| Work instruction |
Scan the entries for the word "Pick" and return every line that has it.

(Component data from apps and pages)
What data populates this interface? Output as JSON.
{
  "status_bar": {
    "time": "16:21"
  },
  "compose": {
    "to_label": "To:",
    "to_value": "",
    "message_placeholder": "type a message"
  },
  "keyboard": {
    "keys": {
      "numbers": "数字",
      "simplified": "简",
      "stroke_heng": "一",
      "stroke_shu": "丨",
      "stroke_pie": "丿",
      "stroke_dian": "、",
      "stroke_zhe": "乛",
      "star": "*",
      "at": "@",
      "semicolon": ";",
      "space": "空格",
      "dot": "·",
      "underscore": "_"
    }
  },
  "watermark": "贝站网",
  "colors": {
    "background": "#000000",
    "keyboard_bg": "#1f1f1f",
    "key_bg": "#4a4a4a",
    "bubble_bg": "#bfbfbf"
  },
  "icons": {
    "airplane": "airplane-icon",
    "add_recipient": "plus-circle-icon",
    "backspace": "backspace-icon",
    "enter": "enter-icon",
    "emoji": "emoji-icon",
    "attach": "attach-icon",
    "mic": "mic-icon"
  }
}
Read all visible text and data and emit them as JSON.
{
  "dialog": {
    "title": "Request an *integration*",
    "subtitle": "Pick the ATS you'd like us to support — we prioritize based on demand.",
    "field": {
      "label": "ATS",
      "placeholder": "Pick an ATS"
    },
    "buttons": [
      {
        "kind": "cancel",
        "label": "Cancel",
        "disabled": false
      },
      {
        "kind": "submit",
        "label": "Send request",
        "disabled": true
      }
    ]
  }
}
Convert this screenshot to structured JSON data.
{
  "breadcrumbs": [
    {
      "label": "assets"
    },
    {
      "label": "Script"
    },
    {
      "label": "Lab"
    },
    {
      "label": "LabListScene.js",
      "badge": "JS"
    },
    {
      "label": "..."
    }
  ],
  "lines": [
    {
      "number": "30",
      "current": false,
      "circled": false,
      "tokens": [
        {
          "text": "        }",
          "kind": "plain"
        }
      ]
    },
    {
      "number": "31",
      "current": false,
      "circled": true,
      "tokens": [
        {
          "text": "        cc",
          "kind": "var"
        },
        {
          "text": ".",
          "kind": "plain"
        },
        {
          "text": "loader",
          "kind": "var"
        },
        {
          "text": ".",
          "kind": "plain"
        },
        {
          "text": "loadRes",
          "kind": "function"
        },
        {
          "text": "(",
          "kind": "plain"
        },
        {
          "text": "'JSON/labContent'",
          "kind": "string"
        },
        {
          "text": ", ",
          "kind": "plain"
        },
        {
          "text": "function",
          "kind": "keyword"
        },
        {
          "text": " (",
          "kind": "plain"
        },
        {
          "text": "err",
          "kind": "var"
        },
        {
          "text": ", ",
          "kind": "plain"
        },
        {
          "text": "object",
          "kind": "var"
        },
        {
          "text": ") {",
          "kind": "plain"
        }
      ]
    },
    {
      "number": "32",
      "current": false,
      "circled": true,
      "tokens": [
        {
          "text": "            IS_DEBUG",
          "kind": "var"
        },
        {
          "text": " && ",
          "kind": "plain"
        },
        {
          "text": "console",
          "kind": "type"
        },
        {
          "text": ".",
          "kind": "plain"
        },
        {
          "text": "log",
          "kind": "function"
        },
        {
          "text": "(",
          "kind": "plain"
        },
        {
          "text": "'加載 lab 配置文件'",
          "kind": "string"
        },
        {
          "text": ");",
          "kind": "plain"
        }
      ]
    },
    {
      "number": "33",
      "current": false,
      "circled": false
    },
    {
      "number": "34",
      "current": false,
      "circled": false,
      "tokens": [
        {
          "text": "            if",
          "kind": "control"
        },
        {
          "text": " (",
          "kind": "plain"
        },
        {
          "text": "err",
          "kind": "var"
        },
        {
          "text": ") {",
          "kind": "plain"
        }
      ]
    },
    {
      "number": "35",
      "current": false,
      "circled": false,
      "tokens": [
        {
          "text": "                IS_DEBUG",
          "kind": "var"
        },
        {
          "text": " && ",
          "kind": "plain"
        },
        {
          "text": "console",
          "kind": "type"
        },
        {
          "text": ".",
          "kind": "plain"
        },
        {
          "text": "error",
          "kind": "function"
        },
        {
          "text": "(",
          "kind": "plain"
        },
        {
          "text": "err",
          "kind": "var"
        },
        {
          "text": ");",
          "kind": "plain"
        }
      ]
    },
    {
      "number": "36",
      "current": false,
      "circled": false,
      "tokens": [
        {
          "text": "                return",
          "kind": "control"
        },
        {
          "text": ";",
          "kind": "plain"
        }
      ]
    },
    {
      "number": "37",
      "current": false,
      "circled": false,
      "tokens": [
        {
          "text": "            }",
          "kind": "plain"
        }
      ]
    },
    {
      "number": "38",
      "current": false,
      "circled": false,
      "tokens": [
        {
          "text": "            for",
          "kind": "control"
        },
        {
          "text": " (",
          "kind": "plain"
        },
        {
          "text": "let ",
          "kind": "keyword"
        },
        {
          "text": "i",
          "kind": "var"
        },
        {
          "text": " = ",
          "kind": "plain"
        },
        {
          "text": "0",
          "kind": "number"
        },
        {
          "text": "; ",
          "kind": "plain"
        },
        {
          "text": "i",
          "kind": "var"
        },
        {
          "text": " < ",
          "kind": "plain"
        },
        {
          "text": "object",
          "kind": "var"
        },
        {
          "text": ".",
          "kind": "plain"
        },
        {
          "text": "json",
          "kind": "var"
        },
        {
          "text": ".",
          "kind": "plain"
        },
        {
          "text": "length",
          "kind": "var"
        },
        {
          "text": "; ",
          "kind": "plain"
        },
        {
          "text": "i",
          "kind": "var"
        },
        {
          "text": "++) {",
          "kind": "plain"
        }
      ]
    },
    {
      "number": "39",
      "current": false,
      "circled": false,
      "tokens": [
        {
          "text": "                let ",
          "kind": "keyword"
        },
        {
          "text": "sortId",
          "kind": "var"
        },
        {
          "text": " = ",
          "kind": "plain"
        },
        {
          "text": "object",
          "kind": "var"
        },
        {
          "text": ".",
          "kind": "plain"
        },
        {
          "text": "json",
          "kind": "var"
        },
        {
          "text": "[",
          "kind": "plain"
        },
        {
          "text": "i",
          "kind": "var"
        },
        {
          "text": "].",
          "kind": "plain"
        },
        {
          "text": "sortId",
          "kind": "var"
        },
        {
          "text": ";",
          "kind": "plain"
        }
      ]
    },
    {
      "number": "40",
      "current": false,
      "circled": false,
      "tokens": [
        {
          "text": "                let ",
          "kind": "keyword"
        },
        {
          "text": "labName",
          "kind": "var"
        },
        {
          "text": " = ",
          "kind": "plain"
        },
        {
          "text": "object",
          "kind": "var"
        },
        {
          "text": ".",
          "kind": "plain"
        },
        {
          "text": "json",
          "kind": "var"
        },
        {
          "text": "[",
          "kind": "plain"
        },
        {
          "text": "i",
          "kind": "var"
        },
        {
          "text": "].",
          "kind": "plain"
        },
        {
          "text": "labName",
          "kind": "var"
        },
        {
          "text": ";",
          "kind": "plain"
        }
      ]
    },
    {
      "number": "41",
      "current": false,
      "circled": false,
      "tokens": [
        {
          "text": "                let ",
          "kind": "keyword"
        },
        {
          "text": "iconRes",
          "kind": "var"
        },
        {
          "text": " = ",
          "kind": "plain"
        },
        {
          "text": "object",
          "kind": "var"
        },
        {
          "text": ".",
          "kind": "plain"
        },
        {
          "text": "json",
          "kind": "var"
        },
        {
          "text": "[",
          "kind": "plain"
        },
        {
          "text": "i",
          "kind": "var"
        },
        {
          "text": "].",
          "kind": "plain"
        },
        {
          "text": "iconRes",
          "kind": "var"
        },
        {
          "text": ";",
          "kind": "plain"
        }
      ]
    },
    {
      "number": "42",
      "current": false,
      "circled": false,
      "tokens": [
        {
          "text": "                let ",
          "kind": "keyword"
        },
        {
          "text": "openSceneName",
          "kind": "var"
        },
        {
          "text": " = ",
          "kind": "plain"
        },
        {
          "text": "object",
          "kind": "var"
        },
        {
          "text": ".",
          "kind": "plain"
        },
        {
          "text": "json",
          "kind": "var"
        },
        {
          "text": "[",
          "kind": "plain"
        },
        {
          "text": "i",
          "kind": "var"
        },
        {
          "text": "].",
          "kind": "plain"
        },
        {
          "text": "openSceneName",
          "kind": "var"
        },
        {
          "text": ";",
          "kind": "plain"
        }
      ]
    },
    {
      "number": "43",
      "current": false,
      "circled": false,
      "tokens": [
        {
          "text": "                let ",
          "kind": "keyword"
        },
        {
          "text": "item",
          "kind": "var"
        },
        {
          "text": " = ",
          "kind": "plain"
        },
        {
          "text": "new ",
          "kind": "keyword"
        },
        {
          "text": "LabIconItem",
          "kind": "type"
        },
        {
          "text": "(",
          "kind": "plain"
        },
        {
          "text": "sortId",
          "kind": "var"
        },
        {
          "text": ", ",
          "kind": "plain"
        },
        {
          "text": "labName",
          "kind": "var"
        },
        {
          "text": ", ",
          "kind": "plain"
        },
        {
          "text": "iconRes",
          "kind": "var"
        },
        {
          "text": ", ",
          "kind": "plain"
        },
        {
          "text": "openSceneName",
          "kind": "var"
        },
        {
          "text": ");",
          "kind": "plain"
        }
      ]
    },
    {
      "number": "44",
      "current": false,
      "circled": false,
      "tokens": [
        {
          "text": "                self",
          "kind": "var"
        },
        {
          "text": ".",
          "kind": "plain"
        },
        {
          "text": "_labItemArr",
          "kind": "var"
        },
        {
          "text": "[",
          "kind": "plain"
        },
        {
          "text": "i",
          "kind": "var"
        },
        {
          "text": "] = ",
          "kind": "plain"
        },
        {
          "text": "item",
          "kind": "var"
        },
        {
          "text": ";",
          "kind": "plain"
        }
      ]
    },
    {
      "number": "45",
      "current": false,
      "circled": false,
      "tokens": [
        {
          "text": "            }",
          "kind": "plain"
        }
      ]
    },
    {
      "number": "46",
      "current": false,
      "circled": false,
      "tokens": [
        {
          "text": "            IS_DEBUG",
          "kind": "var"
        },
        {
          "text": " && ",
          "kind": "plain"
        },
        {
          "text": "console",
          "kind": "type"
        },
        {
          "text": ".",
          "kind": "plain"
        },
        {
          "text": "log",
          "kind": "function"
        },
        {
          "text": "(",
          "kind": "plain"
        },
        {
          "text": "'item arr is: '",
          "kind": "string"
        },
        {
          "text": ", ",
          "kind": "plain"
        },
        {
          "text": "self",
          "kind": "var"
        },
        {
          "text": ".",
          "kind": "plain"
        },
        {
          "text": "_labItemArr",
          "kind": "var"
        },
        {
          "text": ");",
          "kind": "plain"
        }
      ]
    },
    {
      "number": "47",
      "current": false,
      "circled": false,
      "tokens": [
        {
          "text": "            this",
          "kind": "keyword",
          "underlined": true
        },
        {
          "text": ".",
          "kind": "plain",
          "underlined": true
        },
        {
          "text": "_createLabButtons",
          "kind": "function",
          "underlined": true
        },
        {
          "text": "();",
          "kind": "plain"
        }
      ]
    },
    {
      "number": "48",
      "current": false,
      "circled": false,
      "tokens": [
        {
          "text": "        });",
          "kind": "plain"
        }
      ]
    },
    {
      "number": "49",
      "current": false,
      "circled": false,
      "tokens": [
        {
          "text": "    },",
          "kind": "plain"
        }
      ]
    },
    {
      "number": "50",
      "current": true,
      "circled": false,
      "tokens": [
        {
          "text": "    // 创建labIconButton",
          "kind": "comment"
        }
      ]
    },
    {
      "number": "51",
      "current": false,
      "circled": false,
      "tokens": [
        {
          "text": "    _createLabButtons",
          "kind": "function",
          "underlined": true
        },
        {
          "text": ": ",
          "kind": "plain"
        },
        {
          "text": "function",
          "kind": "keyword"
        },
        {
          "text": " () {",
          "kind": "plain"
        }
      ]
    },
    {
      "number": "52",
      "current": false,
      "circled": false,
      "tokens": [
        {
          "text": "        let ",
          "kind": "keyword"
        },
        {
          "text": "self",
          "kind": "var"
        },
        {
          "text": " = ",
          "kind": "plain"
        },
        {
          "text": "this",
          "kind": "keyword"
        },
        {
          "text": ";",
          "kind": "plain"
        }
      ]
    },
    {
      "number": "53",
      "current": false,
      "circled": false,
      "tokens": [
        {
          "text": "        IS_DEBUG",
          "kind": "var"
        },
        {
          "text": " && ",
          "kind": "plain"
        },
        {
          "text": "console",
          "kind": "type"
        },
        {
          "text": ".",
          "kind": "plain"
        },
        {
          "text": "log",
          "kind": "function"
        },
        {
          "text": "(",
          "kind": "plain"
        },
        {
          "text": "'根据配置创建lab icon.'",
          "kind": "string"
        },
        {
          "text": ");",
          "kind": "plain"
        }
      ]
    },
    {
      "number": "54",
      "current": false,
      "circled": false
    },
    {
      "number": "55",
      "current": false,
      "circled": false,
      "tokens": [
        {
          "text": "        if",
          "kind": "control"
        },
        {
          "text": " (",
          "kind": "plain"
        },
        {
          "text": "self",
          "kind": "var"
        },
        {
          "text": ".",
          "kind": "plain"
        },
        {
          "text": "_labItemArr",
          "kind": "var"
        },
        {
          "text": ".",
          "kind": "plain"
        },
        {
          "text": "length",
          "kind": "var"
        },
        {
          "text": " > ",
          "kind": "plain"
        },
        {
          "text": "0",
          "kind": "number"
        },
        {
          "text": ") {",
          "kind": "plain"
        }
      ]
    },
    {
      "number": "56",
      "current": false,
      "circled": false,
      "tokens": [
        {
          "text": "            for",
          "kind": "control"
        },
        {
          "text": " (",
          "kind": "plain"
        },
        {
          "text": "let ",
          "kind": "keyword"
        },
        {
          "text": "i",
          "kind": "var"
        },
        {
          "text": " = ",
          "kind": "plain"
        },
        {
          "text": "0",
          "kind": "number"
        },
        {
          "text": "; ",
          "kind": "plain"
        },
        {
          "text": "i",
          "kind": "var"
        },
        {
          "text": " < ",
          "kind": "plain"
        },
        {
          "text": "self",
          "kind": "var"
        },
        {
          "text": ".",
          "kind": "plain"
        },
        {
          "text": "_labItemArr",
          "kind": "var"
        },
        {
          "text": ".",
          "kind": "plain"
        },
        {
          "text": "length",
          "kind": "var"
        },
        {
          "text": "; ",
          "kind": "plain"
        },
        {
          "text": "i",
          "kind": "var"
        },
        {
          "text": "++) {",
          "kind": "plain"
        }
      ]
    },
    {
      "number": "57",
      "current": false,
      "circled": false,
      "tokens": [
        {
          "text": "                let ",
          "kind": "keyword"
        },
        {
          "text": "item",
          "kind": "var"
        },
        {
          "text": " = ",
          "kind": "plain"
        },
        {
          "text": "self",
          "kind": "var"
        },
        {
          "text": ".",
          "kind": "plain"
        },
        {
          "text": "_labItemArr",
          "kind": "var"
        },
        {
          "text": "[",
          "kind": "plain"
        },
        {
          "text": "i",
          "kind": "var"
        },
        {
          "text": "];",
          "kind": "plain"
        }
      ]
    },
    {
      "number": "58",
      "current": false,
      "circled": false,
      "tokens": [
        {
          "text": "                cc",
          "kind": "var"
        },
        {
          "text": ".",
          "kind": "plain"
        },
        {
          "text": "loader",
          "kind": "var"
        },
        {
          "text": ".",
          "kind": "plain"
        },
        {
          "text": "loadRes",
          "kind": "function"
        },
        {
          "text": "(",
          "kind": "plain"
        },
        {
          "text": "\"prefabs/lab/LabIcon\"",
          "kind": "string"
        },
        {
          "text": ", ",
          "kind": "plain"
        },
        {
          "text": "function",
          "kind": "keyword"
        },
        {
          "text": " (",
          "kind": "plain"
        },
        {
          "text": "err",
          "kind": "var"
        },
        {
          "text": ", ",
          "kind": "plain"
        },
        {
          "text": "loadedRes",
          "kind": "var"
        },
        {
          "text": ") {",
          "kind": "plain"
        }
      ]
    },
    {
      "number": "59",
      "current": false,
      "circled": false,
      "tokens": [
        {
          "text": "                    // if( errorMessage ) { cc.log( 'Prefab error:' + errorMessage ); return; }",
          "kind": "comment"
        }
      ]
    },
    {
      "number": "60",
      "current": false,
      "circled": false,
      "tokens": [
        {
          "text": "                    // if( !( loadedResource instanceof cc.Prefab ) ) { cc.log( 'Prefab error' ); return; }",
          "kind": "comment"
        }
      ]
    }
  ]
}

| Result |
    "subtitle": "Pick the ATS you'd like us to support — we prioritize based on demand.",
      "placeholder": "Pick an ATS"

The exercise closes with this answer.